BANKING - INTRODUCTION
there are unavoidable circumstances in which there is an adverse
impact to a wetland, such as filling or draining in order to further
development. Due to the valuable functions of wetlands in sediment
and nutrient filtering, flood water storage, and habitat for endangered
and threatened species it is important to replace these wetlands
to ensure there is no loss of the benefits they provide. With passage
of the Interagency Wetlands Policy Act in 1989,
Illinois became only the second state in the nation to consider
the functions and values of wetlands to be important enough to adopt
a state goal of no net loss of wetlands or their functional values.
Federal Executive Order 11990 adopted this same standard as
a national goal.
banking is one tool that can be used to help reach the goal of no
net loss. Mitigation banks provide for the compensation of unavoidable
adverse wetland losses, by restoring chemical, physical, and biological
functions of wetlands and/or other aquatic resources prior to an adverse
impact. Wetland mitigation banks are typically large blocks of wetlands
whose values and functions are summed and assigned a value that is
translated into "credits". These credits are deposited, just as a
deposit is made into a regular checking account. As approved wetland
losses occur, these credits are withdrawn to compensate for the losses.
Mitigation banks can be developed by private individuals, public agencies,
or a combination of these entities and the credits sold in order to
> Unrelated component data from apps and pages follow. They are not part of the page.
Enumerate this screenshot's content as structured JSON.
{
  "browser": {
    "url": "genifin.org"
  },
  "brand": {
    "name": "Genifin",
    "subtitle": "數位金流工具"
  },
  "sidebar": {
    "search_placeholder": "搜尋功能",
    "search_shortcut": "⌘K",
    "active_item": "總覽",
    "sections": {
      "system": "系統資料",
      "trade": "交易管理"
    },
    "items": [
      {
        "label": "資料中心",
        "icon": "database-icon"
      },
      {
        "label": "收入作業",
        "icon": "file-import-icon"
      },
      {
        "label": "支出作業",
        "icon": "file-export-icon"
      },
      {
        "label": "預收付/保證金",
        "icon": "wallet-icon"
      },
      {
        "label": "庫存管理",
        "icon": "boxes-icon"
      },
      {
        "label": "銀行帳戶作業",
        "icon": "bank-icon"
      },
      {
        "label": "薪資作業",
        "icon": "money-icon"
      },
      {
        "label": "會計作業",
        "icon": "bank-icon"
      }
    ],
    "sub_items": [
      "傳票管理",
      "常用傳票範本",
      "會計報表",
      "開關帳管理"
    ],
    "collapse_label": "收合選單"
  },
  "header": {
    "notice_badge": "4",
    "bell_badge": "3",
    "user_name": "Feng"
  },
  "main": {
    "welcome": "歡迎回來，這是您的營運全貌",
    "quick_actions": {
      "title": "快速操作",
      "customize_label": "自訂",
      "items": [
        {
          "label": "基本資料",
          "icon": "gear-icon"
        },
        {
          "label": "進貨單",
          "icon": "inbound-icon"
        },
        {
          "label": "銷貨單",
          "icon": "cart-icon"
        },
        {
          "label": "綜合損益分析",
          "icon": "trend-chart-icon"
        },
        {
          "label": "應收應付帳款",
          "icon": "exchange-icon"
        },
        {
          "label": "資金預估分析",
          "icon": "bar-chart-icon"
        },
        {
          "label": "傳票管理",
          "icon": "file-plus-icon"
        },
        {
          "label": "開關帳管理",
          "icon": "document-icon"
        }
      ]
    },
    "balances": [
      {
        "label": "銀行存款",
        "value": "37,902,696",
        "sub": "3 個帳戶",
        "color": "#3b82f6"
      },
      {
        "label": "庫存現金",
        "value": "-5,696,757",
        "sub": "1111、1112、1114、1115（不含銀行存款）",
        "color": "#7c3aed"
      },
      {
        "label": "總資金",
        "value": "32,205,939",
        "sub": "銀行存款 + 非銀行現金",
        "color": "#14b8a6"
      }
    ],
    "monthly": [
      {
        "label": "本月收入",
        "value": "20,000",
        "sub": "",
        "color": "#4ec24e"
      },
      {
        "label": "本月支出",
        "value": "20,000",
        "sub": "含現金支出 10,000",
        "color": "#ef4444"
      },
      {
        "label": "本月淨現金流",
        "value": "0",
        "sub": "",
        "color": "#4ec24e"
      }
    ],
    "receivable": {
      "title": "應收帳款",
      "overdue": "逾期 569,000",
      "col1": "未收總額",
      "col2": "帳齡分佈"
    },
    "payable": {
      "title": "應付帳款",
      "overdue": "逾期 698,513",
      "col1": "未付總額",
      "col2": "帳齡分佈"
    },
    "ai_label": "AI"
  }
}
compensate for adverse wetland impacts.
credits can be achieved through creation, restoration, enhancement,
or in some rare circumstances preservation of wetland areas of high
value. As with on-site mitigation, a bank site is to be managed and
preserved in perpetuity.